In response to the Basecamp partners’ “full Coinbase” heel turn that I wrote about yesterday, Casey Newton spoke with Jason Fried, DHH, and numerous employees and reported on what’s been going on behind the scenes:
The controversy that embroiled enterprise software maker Basecamp this week began more than a decade ago, with a simple list of customers.
Around 2009, Basecamp customer service representatives began keeping a list of names that they found funny. More than a decade later, current employees were so mortified by the practice that none of them would give me a single example of a name on the list. … Many of the names were of American or European origin. But others were Asian, or African, and eventually the list — titled “Best Names Ever” — began to make people uncomfortable.

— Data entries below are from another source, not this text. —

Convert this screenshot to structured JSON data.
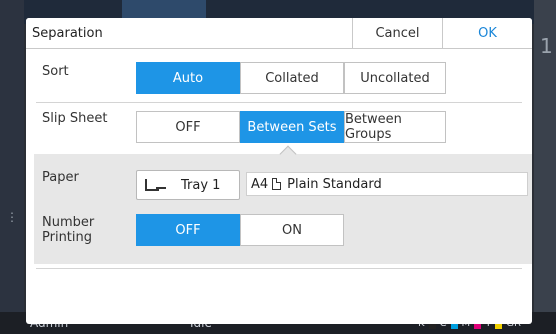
{
  "background": {
    "user_label": "Admin",
    "status_label": "Idle",
    "ink_labels": [
      "K",
      "C",
      "M",
      "Y",
      "GR"
    ],
    "ink_colors": [
      "#222222",
      "#00a0e0",
      "#e0007a",
      "#f0d000",
      "#888888"
    ]
  },
  "dialog": {
    "title": "Separation",
    "cancel_label": "Cancel",
    "ok_label": "OK"
  },
  "sort": {
    "label": "Sort",
    "options": [
      "Auto",
      "Collated",
      "Uncollated"
    ],
    "selected": "Auto"
  },
  "slip_sheet": {
    "label": "Slip Sheet",
    "options": [
      "OFF",
      "Between Sets",
      "Between Groups"
    ],
    "selected": "Between Sets"
  },
  "paper": {
    "label": "Paper",
    "tray_label": "Tray 1",
    "size": "A4",
    "type": "Plain Standard"
  },
  "number_printing": {
    "label": "Number Printing",
    "options": [
      "OFF",
      "ON"
    ],
    "selected": "OFF"
  },
  "colors": {
    "accent": "#1e95e6",
    "ok_text": "#1a86d8",
    "panel": "#e7e7e7"
  }
}
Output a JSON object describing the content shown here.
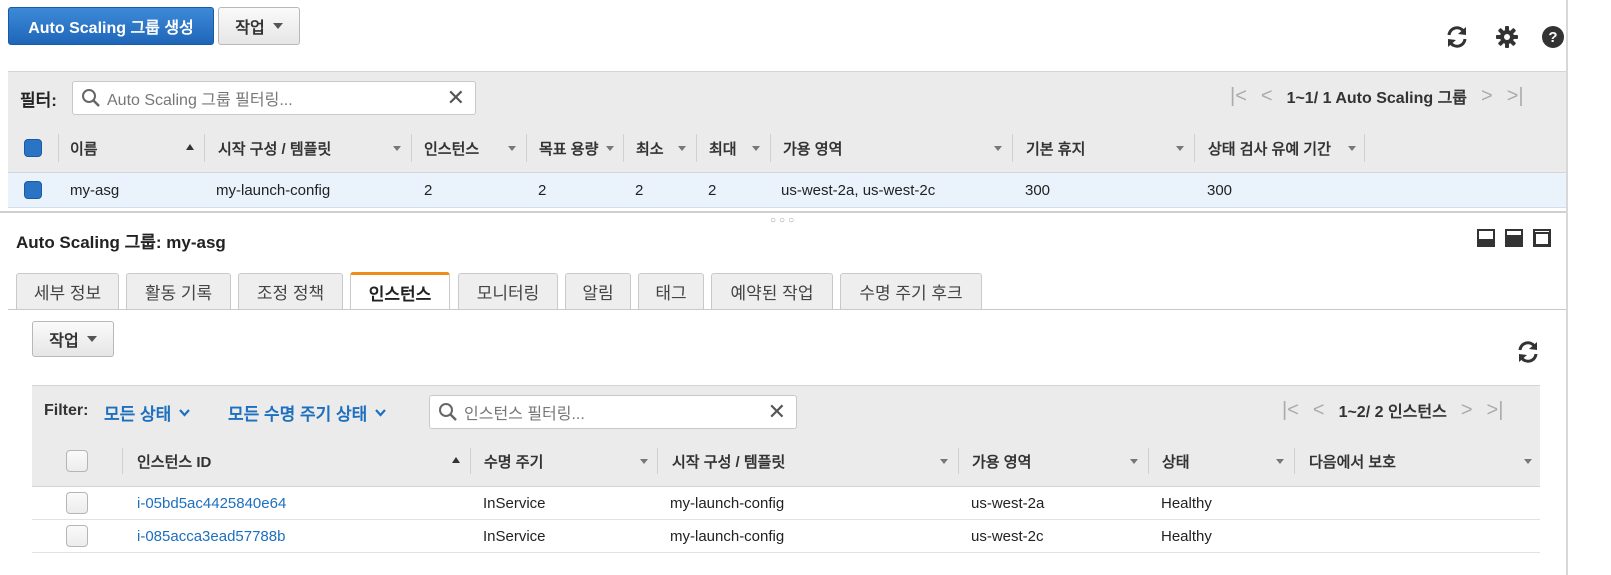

The series of events that led to yesterday’s policy change — which Newton confirms was not fully discussed internally before it was dropped like a bomb via the founders’ personal blogs — began with things like this, but grew to include a broader question of how the company is handling diversity and inclusion. Between the lines of it all, it sure seems like the “committees” Fried railed against refers to an employee-led DEI Council, as does the new ban against “societal and political discussions” on company forums.
As I called out yesterday, unlike most tech companies with enough of a public profile to trigger this much discussion, Basecamp is an LLC under the near-total control of its two managing partners. That in itself is not that unusual; with the rise of “founder friendly” equity structures in the last decade, there are plenty of VC-backed businesses that also have dictatorial leaders and toxic work environments. The main difference is that unlike (say) Coinbase’s CEO Brian Armstrong (who tweeted a high five at Basecamp yesterday), the Basecamp partners aren’t accountable to investors or a board of directors — the buck really does stop with them.
“There’s always been this kind of unwritten rule at Basecamp that the company basically exists for David and Jason’s enjoyment,” one employee told me. “At the end of the day, they are not interested in seeing things in their work timeline that make them uncomfortable, or distracts them from what they’re interested in. And this is the culmination of that.”